When Cholmondeley children’s charity received a call from a local accountant offering his help in the days following the big quake, they never expected his firm would be handing over a $137,000 donation just a few months later.
Yet, Cholmondeley’s general manager Shane Murdoch acknowledges he should have realised bean counters mean business.
“People like PwC South Island Partner Maurice Noone and PwC Christchurch Partner Malcolm Hudson have been sausage sizzling, advocating with clients and appealing to their global partner firms for more than 20 years on our behalf. We needed support from our community and PwC voluntarily stepped up and rallied for our children,” adds Mr Murdoch.
With care staff, teachers, and social workers to pay for, along with providing food, water and beds for children needing short-term care, running Cholmondeley is a $1.5 million-a-year job.
“On top of our usual costs, we’ve had to fund the move to a temporary residential facility, along with meeting the extra demands the stresses of the quakes are placing on vulnerable children and families,” says Mr Murdoch.
Mr Noone says “It was heartening to see the way our people and offices kicked into fundraising mode and responded to our local call to action. We even received substantial donations from our partner firms in Australia and Japan, which is remarkable considering they’re still recovering from their own crises,”
Cholmondeley will mark PwC’s donation with a special morning tea on Thursday 7 July at its temporary home at Living Springs in Governors Bay. Cholmondeley’s children will also gift a specially commissioned piece of artwork to thank PwC and its people for their support.

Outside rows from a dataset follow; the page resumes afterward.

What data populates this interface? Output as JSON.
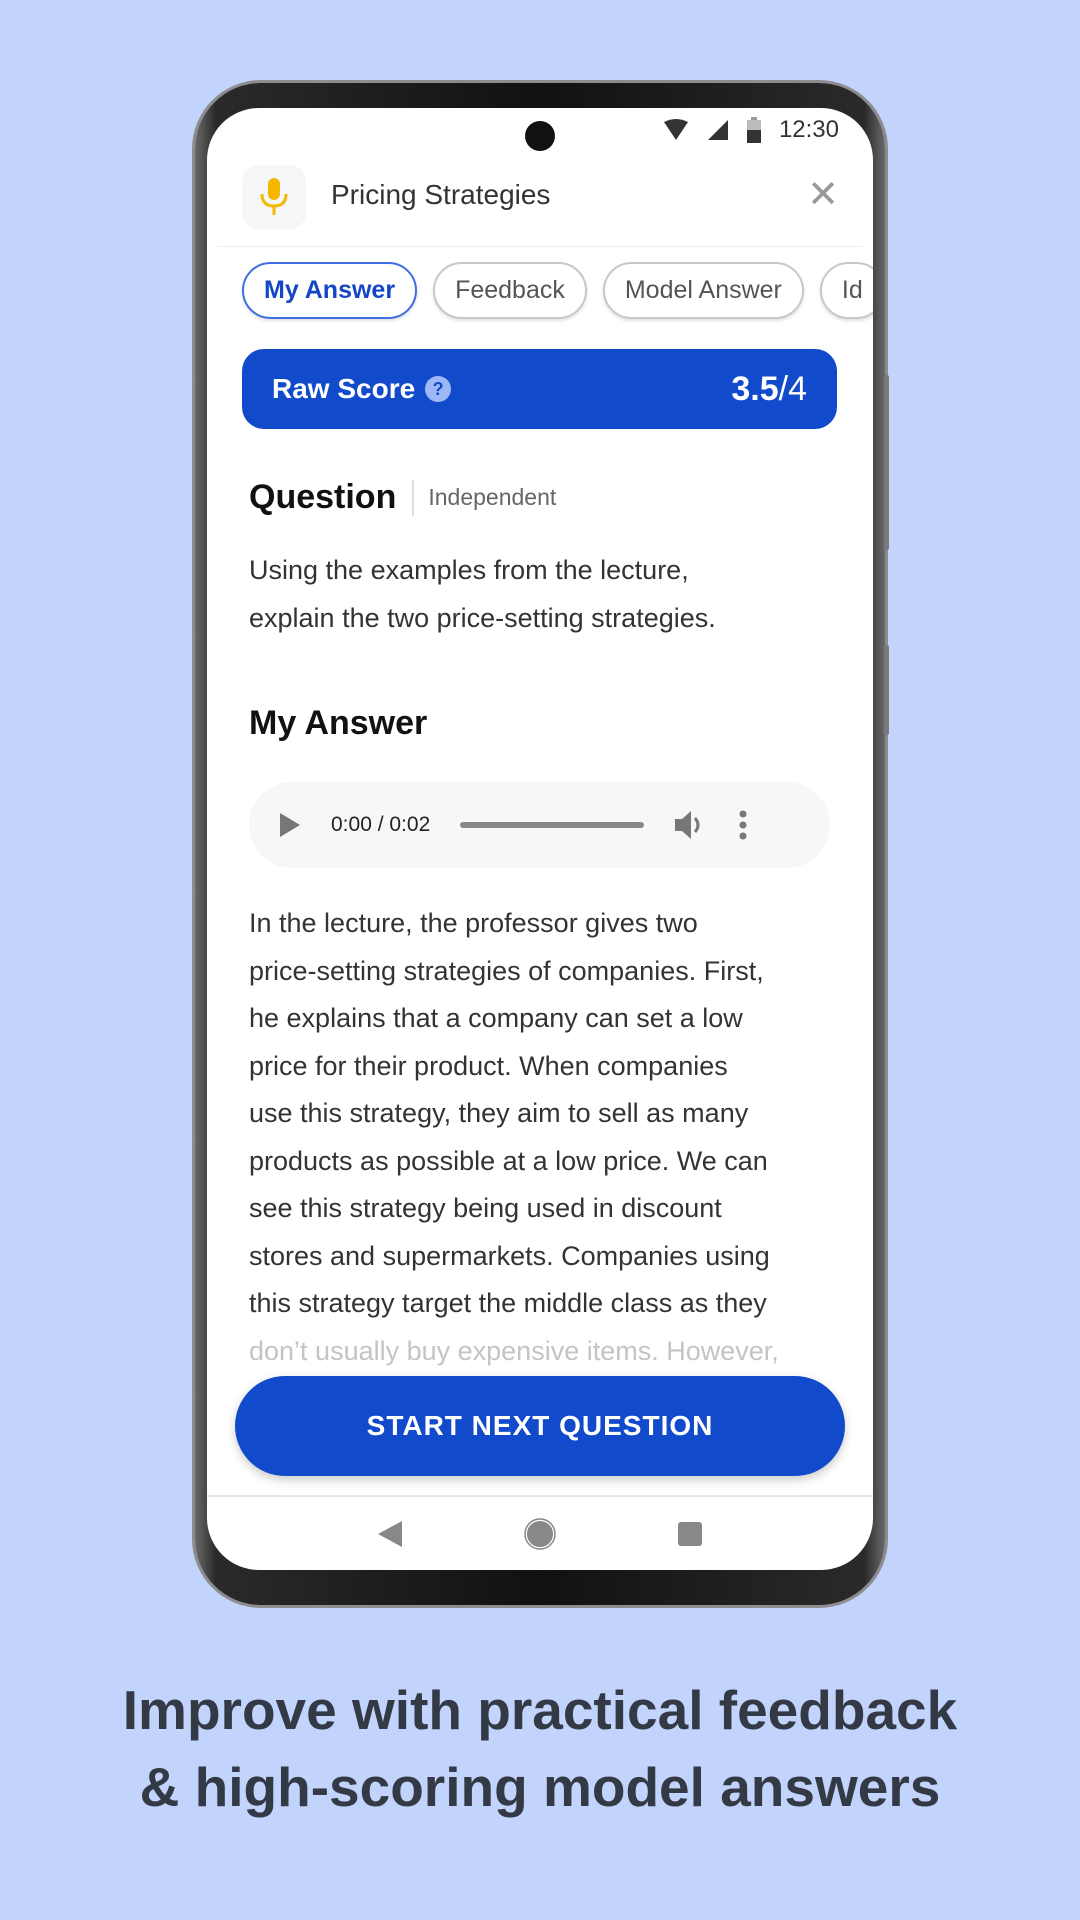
{
  "status": {
    "time": "12:30",
    "icons": [
      "wifi-icon",
      "signal-icon",
      "battery-icon"
    ]
  },
  "header": {
    "title": "Pricing Strategies",
    "app_icon": "microphone-icon",
    "close_icon": "close-icon"
  },
  "tabs": [
    {
      "label": "My Answer",
      "active": true
    },
    {
      "label": "Feedback"
    },
    {
      "label": "Model Answer"
    },
    {
      "label": "Id"
    }
  ],
  "score": {
    "label": "Raw Score",
    "value": "3.5",
    "max": "/4"
  },
  "question": {
    "heading": "Question",
    "tag": "Independent",
    "lines": [
      "Using the examples from the lecture,",
      "explain the two price-setting strategies."
    ]
  },
  "answer": {
    "heading": "My Answer",
    "audio": {
      "time": "0:00 / 0:02",
      "progress": 0
    },
    "lines": [
      "In the lecture, the professor gives two",
      "price-setting strategies of companies. First,",
      "he explains that a company can set a low",
      "price for their product. When companies",
      "use this strategy, they aim to sell as many",
      "products as possible at a low price. We can",
      "see this strategy being used in discount",
      "stores and supermarkets. Companies using",
      "this strategy target the middle class as they",
      "don’t usually buy expensive items. However,"
    ]
  },
  "cta": "START NEXT QUESTION",
  "caption": [
    "Improve with practical feedback",
    "& high-scoring model answers"
  ],
  "colors": {
    "accent": "#114bcb",
    "background": "#c3d4fc",
    "mic": "#f5b800"
  }
}
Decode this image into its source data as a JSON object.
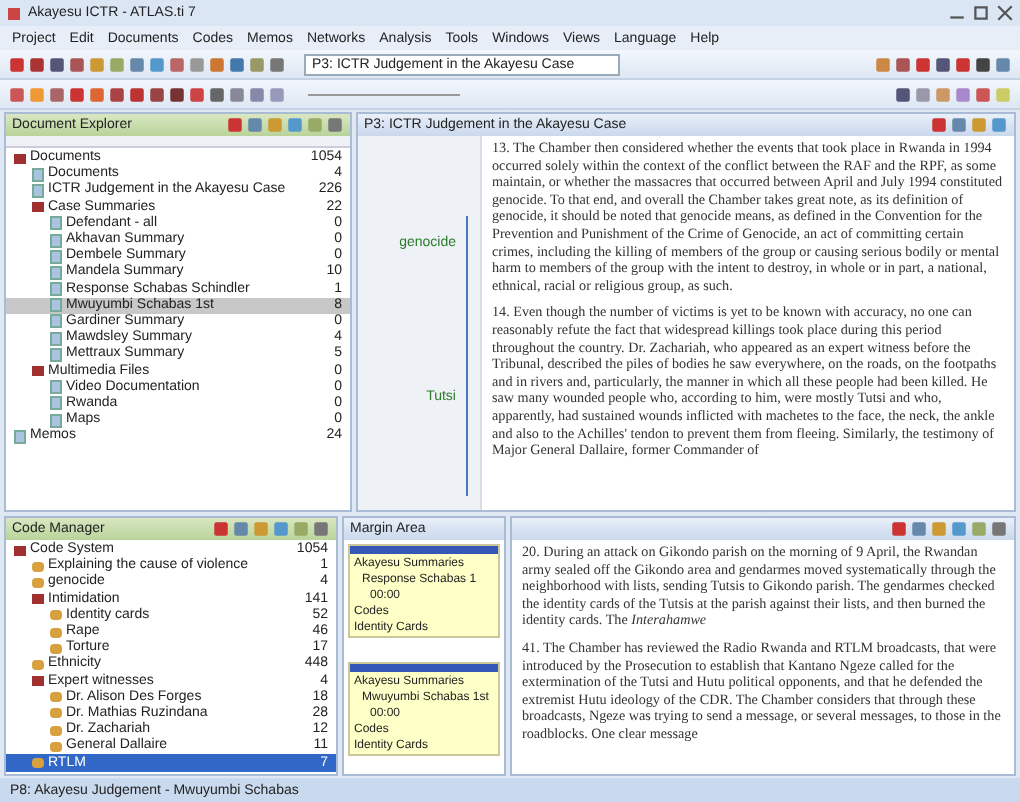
{
  "window": {
    "title": "Akayesu ICTR - ATLAS.ti 7"
  },
  "menu": [
    "Project",
    "Edit",
    "Documents",
    "Codes",
    "Memos",
    "Networks",
    "Analysis",
    "Tools",
    "Windows",
    "Views",
    "Language",
    "Help"
  ],
  "toolbar": {
    "document_select": "P3: ICTR Judgement in the Akayesu Case"
  },
  "explorer": {
    "title": "Document Explorer",
    "items": [
      {
        "label": "Documents",
        "count": "1054",
        "selected": false,
        "children": [
          {
            "label": "Documents",
            "count": "4",
            "selected": false
          },
          {
            "label": "ICTR Judgement in the Akayesu Case",
            "count": "226",
            "selected": false
          },
          {
            "label": "Case Summaries",
            "count": "22",
            "selected": false,
            "children": [
              {
                "label": "Defendant - all",
                "count": "0",
                "selected": false
              },
              {
                "label": "Akhavan Summary",
                "count": "0",
                "selected": false
              },
              {
                "label": "Dembele Summary",
                "count": "0",
                "selected": false
              },
              {
                "label": "Mandela Summary",
                "count": "10",
                "selected": false
              },
              {
                "label": "Response Schabas Schindler",
                "count": "1",
                "selected": false
              },
              {
                "label": "Mwuyumbi Schabas 1st",
                "count": "8",
                "selected": true
              },
              {
                "label": "Gardiner Summary",
                "count": "0",
                "selected": false
              },
              {
                "label": "Mawdsley Summary",
                "count": "4",
                "selected": false
              },
              {
                "label": "Mettraux Summary",
                "count": "5",
                "selected": false
              }
            ]
          },
          {
            "label": "Multimedia Files",
            "count": "0",
            "selected": false,
            "children": [
              {
                "label": "Video Documentation",
                "count": "0",
                "selected": false
              },
              {
                "label": "Rwanda",
                "count": "0",
                "selected": false
              },
              {
                "label": "Maps",
                "count": "0",
                "selected": false
              }
            ]
          }
        ]
      },
      {
        "label": "Memos",
        "count": "24",
        "selected": false
      }
    ]
  },
  "document": {
    "title": "P3: ICTR Judgement in the Akayesu Case",
    "margin_codes": [
      "genocide",
      "Tutsi"
    ],
    "paragraphs": [
      "13. The Chamber then considered whether the events that took place in Rwanda in 1994 occurred solely within the context of the conflict between the RAF and the RPF, as some maintain, or whether the massacres that occurred between April and July 1994 constituted genocide. To that end, and overall the Chamber takes great note, as its definition of genocide, it should be noted that genocide means, as defined in the Convention for the Prevention and Punishment of the Crime of Genocide, an act of committing certain crimes, including the killing of members of the group or causing serious bodily or mental harm to members of the group with the intent to destroy, in whole or in part, a national, ethnical, racial or religious group, as such.",
      "14. Even though the number of victims is yet to be known with accuracy, no one can reasonably refute the fact that widespread killings took place during this period throughout the country. Dr. Zachariah, who appeared as an expert witness before the Tribunal, described the piles of bodies he saw everywhere, on the roads, on the footpaths and in rivers and, particularly, the manner in which all these people had been killed. He saw many wounded people who, according to him, were mostly Tutsi and who, apparently, had sustained wounds inflicted with machetes to the face, the neck, the ankle and also to the Achilles' tendon to prevent them from fleeing. Similarly, the testimony of Major General Dallaire, former Commander of"
    ]
  },
  "codes": {
    "title": "Code Manager",
    "items": [
      {
        "label": "Code System",
        "count": "1054",
        "selected": false,
        "children": [
          {
            "label": "Explaining the cause of violence",
            "count": "1",
            "selected": false
          },
          {
            "label": "genocide",
            "count": "4",
            "selected": false
          },
          {
            "label": "Intimidation",
            "count": "141",
            "selected": false,
            "children": [
              {
                "label": "Identity cards",
                "count": "52",
                "selected": false
              },
              {
                "label": "Rape",
                "count": "46",
                "selected": false
              },
              {
                "label": "Torture",
                "count": "17",
                "selected": false
              }
            ]
          },
          {
            "label": "Ethnicity",
            "count": "448",
            "selected": false
          },
          {
            "label": "Expert witnesses",
            "count": "4",
            "selected": false,
            "children": [
              {
                "label": "Dr. Alison Des Forges",
                "count": "18",
                "selected": false
              },
              {
                "label": "Dr. Mathias Ruzindana",
                "count": "28",
                "selected": false
              },
              {
                "label": "Dr. Zachariah",
                "count": "12",
                "selected": false
              },
              {
                "label": "General Dallaire",
                "count": "11",
                "selected": false
              }
            ]
          },
          {
            "label": "RTLM",
            "count": "7",
            "selected": true
          }
        ]
      }
    ]
  },
  "margin": {
    "title": "Margin Area",
    "segments": [
      {
        "document": "Akayesu Summaries",
        "source": "Response Schabas 1",
        "time": "00:00",
        "category": "Codes",
        "code": "Identity Cards"
      },
      {
        "document": "Akayesu Summaries",
        "source": "Mwuyumbi Schabas 1st",
        "time": "00:00",
        "category": "Codes",
        "code": "Identity Cards"
      }
    ]
  },
  "document2": {
    "paragraphs": [
      "20. During an attack on Gikondo parish on the morning of 9 April, the Rwandan army sealed off the Gikondo area and gendarmes moved systematically through the neighborhood with lists, sending Tutsis to Gikondo parish. The gendarmes checked the identity cards of the Tutsis at the parish against their lists, and then burned the identity cards. The *Interahamwe*",
      "41. The Chamber has reviewed the Radio Rwanda and RTLM broadcasts, that were introduced by the Prosecution to establish that Kantano Ngeze called for the extermination of the Tutsi and Hutu political opponents, and that he defended the extremist Hutu ideology of the CDR. The Chamber considers that through these broadcasts, Ngeze was trying to send a message, or several messages, to those in the roadblocks. One clear message"
    ]
  },
  "status_bar": {
    "text": "P8: Akayesu Judgement - Mwuyumbi Schabas"
  }
}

“It might just be the most expensive picture we’ve ever bought,” says Mr Noone. “Yet, even accountants know running a sustainable business is down to much more than profit and loss.”